Using the Markowitz and Factor Models to Make Asset Allocation Decisions Asset Allocation Decisions Portfolio optimization is widely employed to allocate money between the major classes of investments: Large capitalization domestic stocks Small capitalization domestic stocks Domestic bonds International stocks International bonds Real estate

Using the Markowitz and Factor Models to Make Asset Allocation Decisions Continued: Strategic Versus Tactical Asset Allocation Strategic Asset Allocation Decisions relate to relative amounts invested in different asset classes over the long-term. Rebalancing occurs periodically to reflect changes in assumptions regarding long-term risk and return, changes in the risk tolerance of the investors, and changes in the weights of the asset classes due to past realized returns. Tactical Asset Allocation Short-term asset allocation decisions based on changes in economic and financial conditions, and assessments as to whether markets are currently underpriced or overpriced.

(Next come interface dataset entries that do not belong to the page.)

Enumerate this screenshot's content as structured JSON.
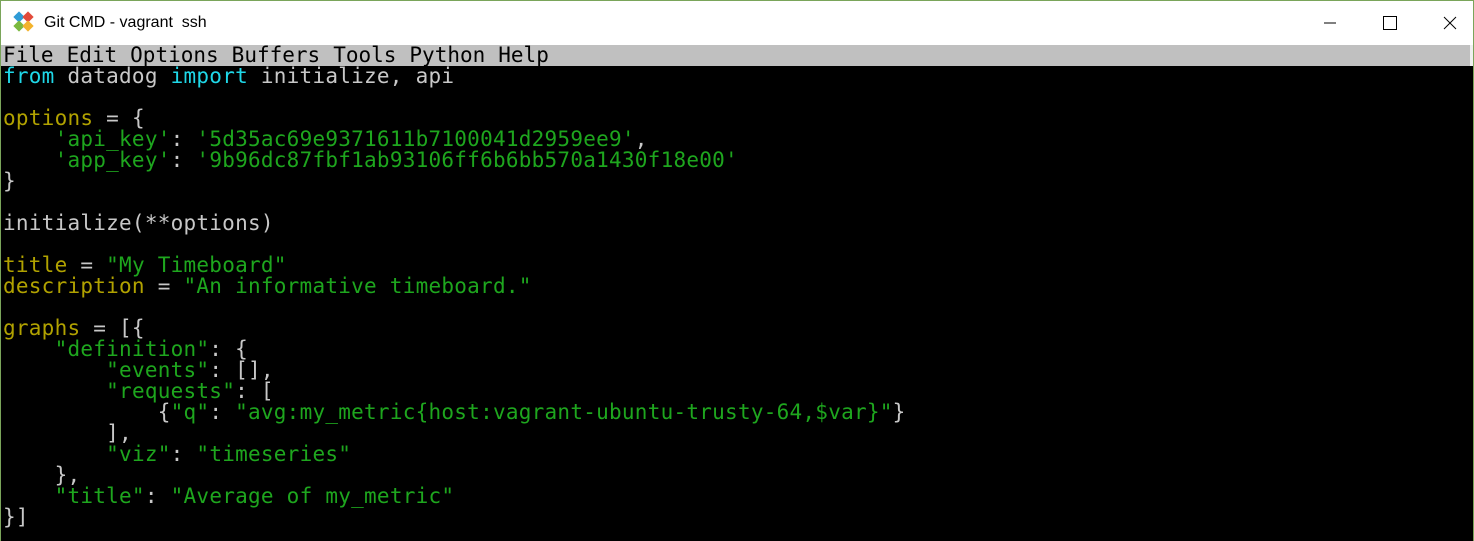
{
  "window": {
    "title": "Git CMD - vagrant  ssh",
    "border_color": "#7aa55a",
    "icon": "git-icon"
  },
  "controls": {
    "minimize_icon": "minimize-icon",
    "maximize_icon": "maximize-icon",
    "close_icon": "close-icon"
  },
  "menu": {
    "items": [
      "File",
      "Edit",
      "Options",
      "Buffers",
      "Tools",
      "Python",
      "Help"
    ]
  },
  "colors": {
    "keyword": "#1fd8e8",
    "plain": "#c8c8c8",
    "variable": "#b1a200",
    "string": "#1ea61e",
    "background": "#000000",
    "menubar": "#c0c0c0"
  },
  "code": {
    "lines": [
      [
        {
          "t": "kw",
          "v": "from"
        },
        {
          "t": "plain",
          "v": " datadog "
        },
        {
          "t": "kw",
          "v": "import"
        },
        {
          "t": "plain",
          "v": " initialize, api"
        }
      ],
      [],
      [
        {
          "t": "var",
          "v": "options"
        },
        {
          "t": "plain",
          "v": " = {"
        }
      ],
      [
        {
          "t": "plain",
          "v": "    "
        },
        {
          "t": "str",
          "v": "'api_key'"
        },
        {
          "t": "plain",
          "v": ": "
        },
        {
          "t": "str",
          "v": "'5d35ac69e9371611b7100041d2959ee9'"
        },
        {
          "t": "plain",
          "v": ","
        }
      ],
      [
        {
          "t": "plain",
          "v": "    "
        },
        {
          "t": "str",
          "v": "'app_key'"
        },
        {
          "t": "plain",
          "v": ": "
        },
        {
          "t": "str",
          "v": "'9b96dc87fbf1ab93106ff6b6bb570a1430f18e00'"
        }
      ],
      [
        {
          "t": "plain",
          "v": "}"
        }
      ],
      [],
      [
        {
          "t": "plain",
          "v": "initialize(**options)"
        }
      ],
      [],
      [
        {
          "t": "var",
          "v": "title"
        },
        {
          "t": "plain",
          "v": " = "
        },
        {
          "t": "str",
          "v": "\"My Timeboard\""
        }
      ],
      [
        {
          "t": "var",
          "v": "description"
        },
        {
          "t": "plain",
          "v": " = "
        },
        {
          "t": "str",
          "v": "\"An informative timeboard.\""
        }
      ],
      [],
      [
        {
          "t": "var",
          "v": "graphs"
        },
        {
          "t": "plain",
          "v": " = [{"
        }
      ],
      [
        {
          "t": "plain",
          "v": "    "
        },
        {
          "t": "str",
          "v": "\"definition\""
        },
        {
          "t": "plain",
          "v": ": {"
        }
      ],
      [
        {
          "t": "plain",
          "v": "        "
        },
        {
          "t": "str",
          "v": "\"events\""
        },
        {
          "t": "plain",
          "v": ": [],"
        }
      ],
      [
        {
          "t": "plain",
          "v": "        "
        },
        {
          "t": "str",
          "v": "\"requests\""
        },
        {
          "t": "plain",
          "v": ": ["
        }
      ],
      [
        {
          "t": "plain",
          "v": "            {"
        },
        {
          "t": "str",
          "v": "\"q\""
        },
        {
          "t": "plain",
          "v": ": "
        },
        {
          "t": "str",
          "v": "\"avg:my_metric{host:vagrant-ubuntu-trusty-64,$var}\""
        },
        {
          "t": "plain",
          "v": "}"
        }
      ],
      [
        {
          "t": "plain",
          "v": "        ],"
        }
      ],
      [
        {
          "t": "plain",
          "v": "        "
        },
        {
          "t": "str",
          "v": "\"viz\""
        },
        {
          "t": "plain",
          "v": ": "
        },
        {
          "t": "str",
          "v": "\"timeseries\""
        }
      ],
      [
        {
          "t": "plain",
          "v": "    },"
        }
      ],
      [
        {
          "t": "plain",
          "v": "    "
        },
        {
          "t": "str",
          "v": "\"title\""
        },
        {
          "t": "plain",
          "v": ": "
        },
        {
          "t": "str",
          "v": "\"Average of my_metric\""
        }
      ],
      [
        {
          "t": "plain",
          "v": "}]"
        }
      ]
    ]
  }
}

Markowitz Full Covariance Model
Using the Markowitz and Factor Models to Make Asset Allocation Decisions Continued Markowitz Full Covariance Model Use to allocate investments in the portfolio among the various classes of investments (e.g., stocks, bonds, cash). Note that the number of classes is usually rather small. Factor Models Use to determine which individual securities to include in the various asset classes. The number of securities available may be quite large. Expected return factor models could also be employed to provide inputs regarding expected return into the Markowitz model. Further Information Interested readers may refer to Chapter 7, Asset Allocation, for a more indepth discussion of this subject. In addition, the author has provided “hands on” examples of manipulating data using the PManager software in the process of making asset allocation decisions.